Description of the task: Search the data for the word "Microsoft". Reproduce every line where it is found.

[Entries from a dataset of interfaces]
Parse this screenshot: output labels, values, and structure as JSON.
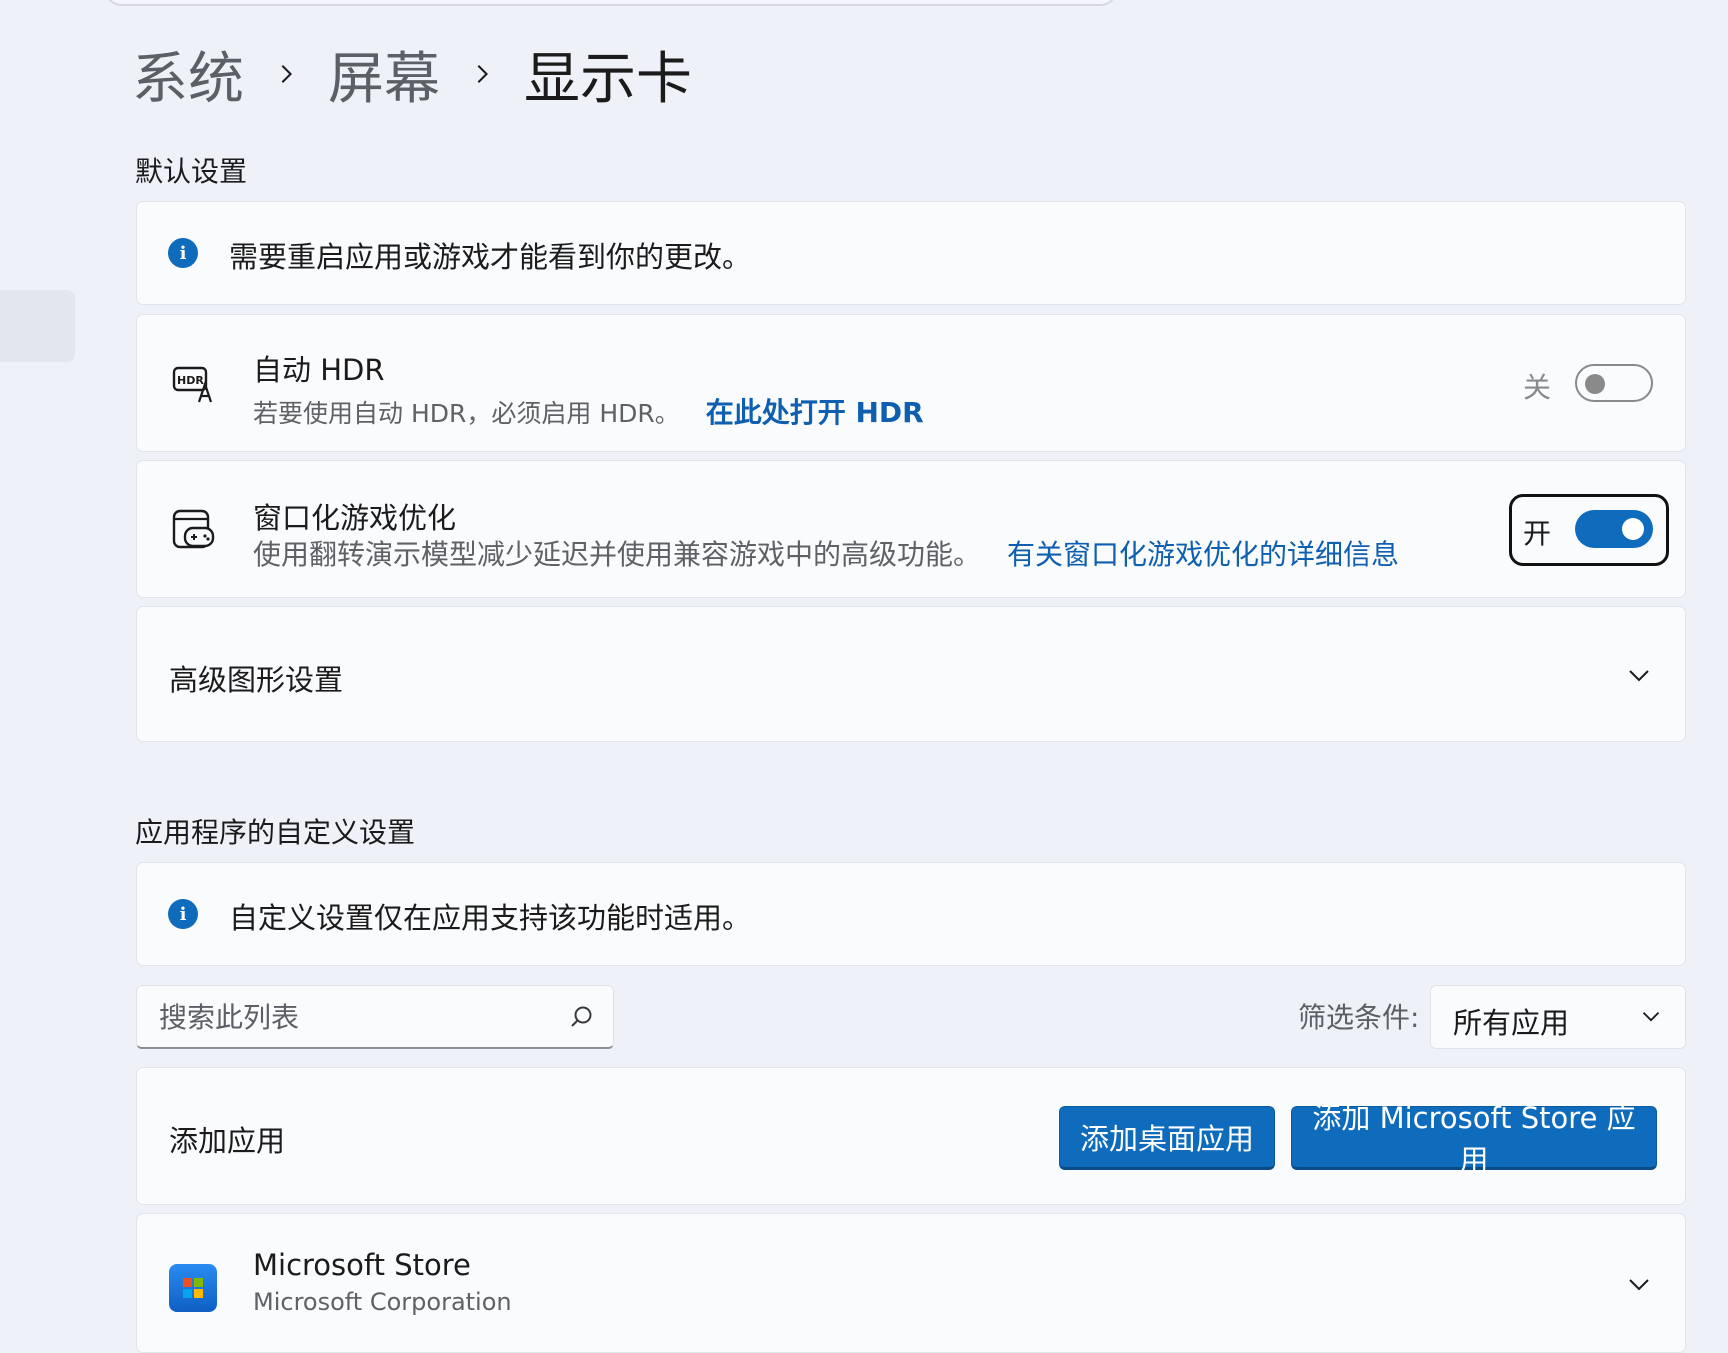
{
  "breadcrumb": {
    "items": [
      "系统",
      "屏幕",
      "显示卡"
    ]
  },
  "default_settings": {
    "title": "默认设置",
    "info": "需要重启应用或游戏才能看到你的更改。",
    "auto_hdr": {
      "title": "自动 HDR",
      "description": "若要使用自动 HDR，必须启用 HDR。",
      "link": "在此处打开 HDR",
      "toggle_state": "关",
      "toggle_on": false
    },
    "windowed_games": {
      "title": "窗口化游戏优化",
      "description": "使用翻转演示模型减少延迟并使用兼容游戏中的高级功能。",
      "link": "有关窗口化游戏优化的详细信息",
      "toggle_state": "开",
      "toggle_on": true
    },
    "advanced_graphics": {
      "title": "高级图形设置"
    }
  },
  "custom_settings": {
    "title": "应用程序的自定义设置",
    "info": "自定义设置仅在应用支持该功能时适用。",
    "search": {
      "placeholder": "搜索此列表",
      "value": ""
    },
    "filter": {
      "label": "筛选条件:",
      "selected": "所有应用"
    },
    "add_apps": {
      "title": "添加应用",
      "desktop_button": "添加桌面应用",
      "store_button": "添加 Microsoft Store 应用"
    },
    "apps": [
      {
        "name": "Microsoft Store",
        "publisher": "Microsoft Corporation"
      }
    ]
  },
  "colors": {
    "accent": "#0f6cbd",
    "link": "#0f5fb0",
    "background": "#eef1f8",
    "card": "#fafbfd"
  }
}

Result:
      "store_button": "添加 Microsoft Store 应用"
        "name": "Microsoft Store",
        "publisher": "Microsoft Corporation"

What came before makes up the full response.